↓↓↓
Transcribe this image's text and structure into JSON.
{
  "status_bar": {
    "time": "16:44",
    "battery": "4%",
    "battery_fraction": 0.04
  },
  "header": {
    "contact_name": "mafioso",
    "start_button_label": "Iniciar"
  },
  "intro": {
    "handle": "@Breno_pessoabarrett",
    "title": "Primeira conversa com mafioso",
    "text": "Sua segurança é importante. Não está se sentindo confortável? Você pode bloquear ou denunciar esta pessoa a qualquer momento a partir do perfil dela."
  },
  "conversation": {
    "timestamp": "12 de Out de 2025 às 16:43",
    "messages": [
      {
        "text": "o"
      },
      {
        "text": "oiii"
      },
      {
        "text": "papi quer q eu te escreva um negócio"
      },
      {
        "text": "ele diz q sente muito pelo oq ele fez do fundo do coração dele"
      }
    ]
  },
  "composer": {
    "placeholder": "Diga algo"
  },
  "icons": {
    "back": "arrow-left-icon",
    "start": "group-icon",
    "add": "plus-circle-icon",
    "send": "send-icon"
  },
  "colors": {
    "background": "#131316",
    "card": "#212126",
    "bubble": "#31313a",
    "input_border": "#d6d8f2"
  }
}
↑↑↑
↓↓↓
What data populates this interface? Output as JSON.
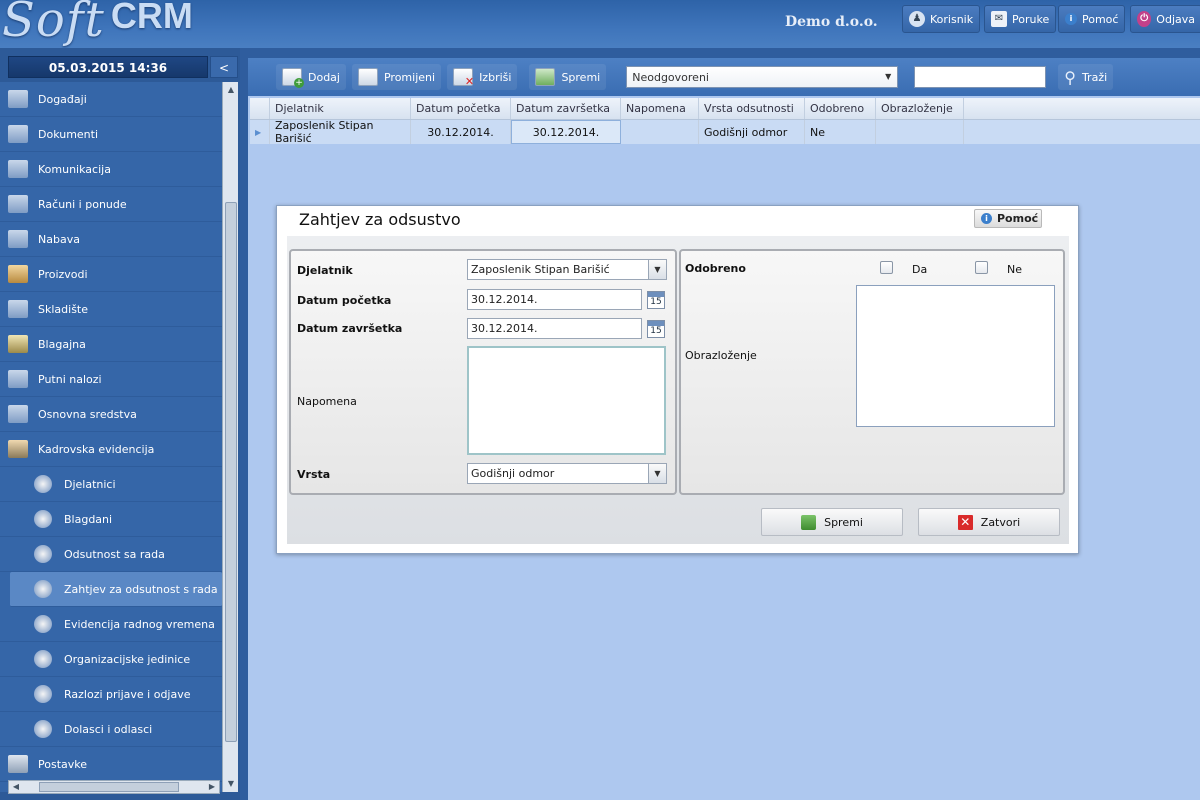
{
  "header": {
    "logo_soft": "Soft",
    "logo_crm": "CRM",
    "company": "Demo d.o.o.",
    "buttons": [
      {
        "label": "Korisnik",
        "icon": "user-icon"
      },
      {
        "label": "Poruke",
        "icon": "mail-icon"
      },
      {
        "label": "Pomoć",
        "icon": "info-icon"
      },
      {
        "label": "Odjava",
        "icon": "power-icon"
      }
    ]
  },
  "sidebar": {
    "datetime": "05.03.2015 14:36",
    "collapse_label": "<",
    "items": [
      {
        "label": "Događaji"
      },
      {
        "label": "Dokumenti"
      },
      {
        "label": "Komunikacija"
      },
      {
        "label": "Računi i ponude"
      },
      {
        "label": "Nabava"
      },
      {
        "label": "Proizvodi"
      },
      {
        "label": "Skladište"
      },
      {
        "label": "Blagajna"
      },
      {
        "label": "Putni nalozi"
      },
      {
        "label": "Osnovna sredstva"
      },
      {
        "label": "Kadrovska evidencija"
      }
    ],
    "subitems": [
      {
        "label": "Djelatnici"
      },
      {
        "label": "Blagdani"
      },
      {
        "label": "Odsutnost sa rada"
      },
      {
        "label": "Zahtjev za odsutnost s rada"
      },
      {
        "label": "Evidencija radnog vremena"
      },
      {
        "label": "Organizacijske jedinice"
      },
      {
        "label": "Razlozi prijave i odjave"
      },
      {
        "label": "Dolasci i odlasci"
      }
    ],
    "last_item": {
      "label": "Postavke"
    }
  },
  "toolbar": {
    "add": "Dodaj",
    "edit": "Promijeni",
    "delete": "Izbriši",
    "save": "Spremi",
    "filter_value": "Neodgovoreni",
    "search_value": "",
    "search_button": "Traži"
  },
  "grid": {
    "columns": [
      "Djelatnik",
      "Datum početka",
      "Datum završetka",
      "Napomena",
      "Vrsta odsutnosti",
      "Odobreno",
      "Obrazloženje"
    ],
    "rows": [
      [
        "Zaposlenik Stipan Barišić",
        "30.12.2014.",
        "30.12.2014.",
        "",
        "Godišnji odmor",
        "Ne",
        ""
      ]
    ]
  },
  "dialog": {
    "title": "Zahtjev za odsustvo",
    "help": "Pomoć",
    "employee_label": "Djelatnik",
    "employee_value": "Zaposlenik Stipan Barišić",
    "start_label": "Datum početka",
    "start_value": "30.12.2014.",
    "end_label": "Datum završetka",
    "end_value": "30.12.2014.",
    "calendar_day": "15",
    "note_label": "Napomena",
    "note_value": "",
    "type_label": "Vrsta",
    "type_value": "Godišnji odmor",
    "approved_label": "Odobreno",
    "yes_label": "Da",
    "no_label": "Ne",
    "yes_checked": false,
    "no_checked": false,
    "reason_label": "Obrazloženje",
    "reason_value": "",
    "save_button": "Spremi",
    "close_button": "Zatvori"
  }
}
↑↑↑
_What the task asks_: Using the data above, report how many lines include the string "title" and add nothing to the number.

_Output_: 2